The majority of volcanoes have a connection to plate tectonic activity. For instance, the edges of the enormous solid granite plates that make up the surface of the Earth are where volcanoes in Japan, Iceland, Indonesia, and many other locations can be found. When a plate sinks beneath water held in the sub ducted plate is pushed out of it by intense pressure, creating heat that melts adjacent rock and creates lava. The magma rises because it is more buoyant than the rock around it, and it may gather in chambers closer to the surface. A chamber's pressure may rise as it gets more and more full. Cracks frequently appear above when the upward pressure created by the rock below the chamber is greater than the downward pressure produced by the rock above the chamber.

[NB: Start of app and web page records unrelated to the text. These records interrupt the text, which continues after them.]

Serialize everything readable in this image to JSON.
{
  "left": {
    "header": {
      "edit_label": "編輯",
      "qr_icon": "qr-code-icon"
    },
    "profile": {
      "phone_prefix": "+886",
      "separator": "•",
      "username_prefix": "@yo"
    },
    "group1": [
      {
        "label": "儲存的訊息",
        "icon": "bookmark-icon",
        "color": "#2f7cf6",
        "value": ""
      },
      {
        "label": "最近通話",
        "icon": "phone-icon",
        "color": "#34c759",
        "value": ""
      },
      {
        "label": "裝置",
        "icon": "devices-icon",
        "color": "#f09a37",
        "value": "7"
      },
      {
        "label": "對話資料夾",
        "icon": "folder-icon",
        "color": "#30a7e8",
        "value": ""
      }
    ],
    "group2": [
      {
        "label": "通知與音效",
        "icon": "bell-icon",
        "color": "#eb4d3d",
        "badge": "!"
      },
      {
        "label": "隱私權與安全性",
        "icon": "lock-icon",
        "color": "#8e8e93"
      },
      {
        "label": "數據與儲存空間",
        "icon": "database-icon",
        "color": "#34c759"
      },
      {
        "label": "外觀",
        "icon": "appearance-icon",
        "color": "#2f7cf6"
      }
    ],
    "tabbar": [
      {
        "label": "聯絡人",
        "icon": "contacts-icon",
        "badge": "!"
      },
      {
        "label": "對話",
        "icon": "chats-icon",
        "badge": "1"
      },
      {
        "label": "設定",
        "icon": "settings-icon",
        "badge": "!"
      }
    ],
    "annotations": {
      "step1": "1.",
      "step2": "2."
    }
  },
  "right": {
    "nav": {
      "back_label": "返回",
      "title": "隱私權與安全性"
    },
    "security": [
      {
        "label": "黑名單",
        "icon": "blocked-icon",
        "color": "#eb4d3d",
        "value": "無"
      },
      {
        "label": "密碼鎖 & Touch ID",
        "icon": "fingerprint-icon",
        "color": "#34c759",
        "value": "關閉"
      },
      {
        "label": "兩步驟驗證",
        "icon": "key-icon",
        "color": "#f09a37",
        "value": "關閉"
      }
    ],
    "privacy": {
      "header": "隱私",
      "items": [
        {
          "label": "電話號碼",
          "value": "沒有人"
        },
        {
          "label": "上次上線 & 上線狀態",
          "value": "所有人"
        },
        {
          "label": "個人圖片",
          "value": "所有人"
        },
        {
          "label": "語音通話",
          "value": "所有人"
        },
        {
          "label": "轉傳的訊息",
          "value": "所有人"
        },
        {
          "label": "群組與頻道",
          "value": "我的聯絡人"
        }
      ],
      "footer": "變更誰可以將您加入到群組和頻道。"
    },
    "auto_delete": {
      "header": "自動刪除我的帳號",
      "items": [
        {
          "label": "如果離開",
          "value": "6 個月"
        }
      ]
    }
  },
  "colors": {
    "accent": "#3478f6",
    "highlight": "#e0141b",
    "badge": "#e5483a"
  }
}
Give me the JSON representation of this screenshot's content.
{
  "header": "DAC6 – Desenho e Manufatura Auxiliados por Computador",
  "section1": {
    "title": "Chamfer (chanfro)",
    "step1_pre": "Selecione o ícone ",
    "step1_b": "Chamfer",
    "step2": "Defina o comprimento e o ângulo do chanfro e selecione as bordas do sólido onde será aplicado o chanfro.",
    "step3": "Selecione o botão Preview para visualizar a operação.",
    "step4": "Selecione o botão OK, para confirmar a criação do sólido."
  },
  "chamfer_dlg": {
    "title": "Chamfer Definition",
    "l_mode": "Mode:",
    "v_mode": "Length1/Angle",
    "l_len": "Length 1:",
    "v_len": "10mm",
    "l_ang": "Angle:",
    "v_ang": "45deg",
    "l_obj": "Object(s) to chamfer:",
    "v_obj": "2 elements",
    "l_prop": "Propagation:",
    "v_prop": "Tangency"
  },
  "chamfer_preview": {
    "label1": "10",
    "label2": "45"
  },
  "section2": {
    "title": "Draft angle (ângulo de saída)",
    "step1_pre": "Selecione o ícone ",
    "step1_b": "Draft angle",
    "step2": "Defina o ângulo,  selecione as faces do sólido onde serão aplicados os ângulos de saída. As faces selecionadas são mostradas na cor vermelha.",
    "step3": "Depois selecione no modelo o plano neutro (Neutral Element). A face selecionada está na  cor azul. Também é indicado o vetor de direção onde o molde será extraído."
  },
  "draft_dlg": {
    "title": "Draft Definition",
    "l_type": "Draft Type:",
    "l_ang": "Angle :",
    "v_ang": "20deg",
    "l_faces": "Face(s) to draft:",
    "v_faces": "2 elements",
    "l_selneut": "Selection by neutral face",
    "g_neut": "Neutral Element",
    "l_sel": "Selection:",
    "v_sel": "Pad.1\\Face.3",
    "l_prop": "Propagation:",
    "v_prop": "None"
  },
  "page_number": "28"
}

Eventually, the pressure from above can force the magma through fissures and vents on the surface, where it will turn into lava. In actuality, the term "volcano" specifically refers to such a vent; however it can also be used to describe the landform formed by the build-up of solidified lava and volcanic debris close to the vent.
Building reinforcement, land zoning and evacuation, and the development of control systems to lessen the effects of flooding are typical mitigation strategies for volcanic eruptions.
Volcanic hazard maps
A volcanic risks map is one of the most popular and practical ways to convey knowledge discovered via in-depth investigations of a volcano's eruptive history.
These maps outline zones corresponding to each category of potential hazard and its relative seriousness. Such maps can also include probabilities of future consequences if there is enough precise data available. These maps are important for identifying areas of refuge in the event of an eruption, critical population centres, communication connections, and infrastructure in relation to hazard zones.
Hazard zonation for lava flows
The frequency with which places have been covered by lava in the recent geologic past is used to create hazard maps for lava flows. In addition, they consider topography, average lava flow lengths of the volcano, and locations of possible vents.
Hazard zonation for volcanogenic tsunamis
These can be predicated on the flooding evidence from previous tsunamis, but this is challenging given the minimal geological evidence these catastrophes have left behind. The zone limitations must take into account the tsunami wave's source, mechanism, magnitude, and coastal geography's amplifying effects.